## Activity
What the task requires is an exact printout of the listing below, pictures excluded.

## Recorded data

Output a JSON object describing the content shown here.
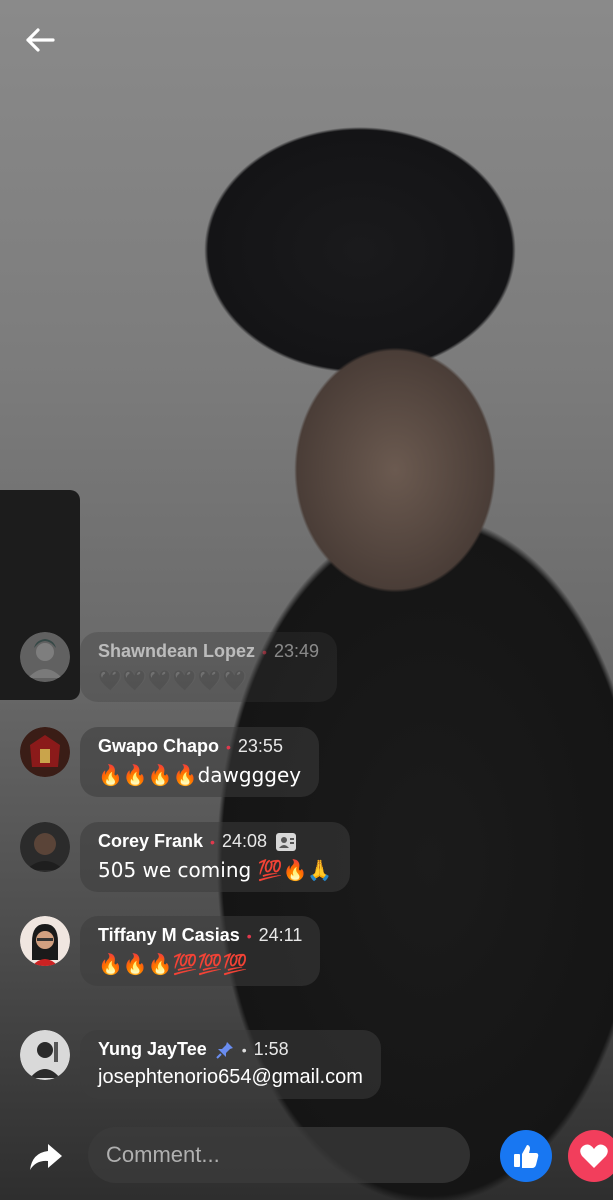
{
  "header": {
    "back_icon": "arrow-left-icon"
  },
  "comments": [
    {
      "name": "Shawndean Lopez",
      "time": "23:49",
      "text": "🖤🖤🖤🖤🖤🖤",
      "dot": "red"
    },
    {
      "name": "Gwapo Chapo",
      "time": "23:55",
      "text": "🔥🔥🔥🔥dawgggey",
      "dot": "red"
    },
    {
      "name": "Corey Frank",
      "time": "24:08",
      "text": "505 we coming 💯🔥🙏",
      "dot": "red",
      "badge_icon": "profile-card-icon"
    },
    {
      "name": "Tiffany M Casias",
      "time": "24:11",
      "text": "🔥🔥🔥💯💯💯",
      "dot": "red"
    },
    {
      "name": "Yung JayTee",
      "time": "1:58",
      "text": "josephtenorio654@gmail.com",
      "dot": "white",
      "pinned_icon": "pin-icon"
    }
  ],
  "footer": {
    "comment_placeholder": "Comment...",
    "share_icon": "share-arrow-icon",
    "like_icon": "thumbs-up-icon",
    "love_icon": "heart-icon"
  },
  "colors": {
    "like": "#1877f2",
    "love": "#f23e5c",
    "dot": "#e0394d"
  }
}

## Exercise solution
Output a JSON object describing the content shown here.
{
  "header": {
    "back_icon": "arrow-left-icon"
  },
  "comments": [
    {
      "name": "Shawndean Lopez",
      "time": "23:49",
      "text": "🖤🖤🖤🖤🖤🖤",
      "dot": "red"
    },
    {
      "name": "Gwapo Chapo",
      "time": "23:55",
      "text": "🔥🔥🔥🔥dawgggey",
      "dot": "red"
    },
    {
      "name": "Corey Frank",
      "time": "24:08",
      "text": "505 we coming 💯🔥🙏",
      "dot": "red",
      "badge_icon": "profile-card-icon"
    },
    {
      "name": "Tiffany M Casias",
      "time": "24:11",
      "text": "🔥🔥🔥💯💯💯",
      "dot": "red"
    },
    {
      "name": "Yung JayTee",
      "time": "1:58",
      "text": "josephtenorio654@gmail.com",
      "dot": "white",
      "pinned_icon": "pin-icon"
    }
  ],
  "footer": {
    "comment_placeholder": "Comment...",
    "share_icon": "share-arrow-icon",
    "like_icon": "thumbs-up-icon",
    "love_icon": "heart-icon"
  },
  "colors": {
    "like": "#1877f2",
    "love": "#f23e5c",
    "dot": "#e0394d"
  }
}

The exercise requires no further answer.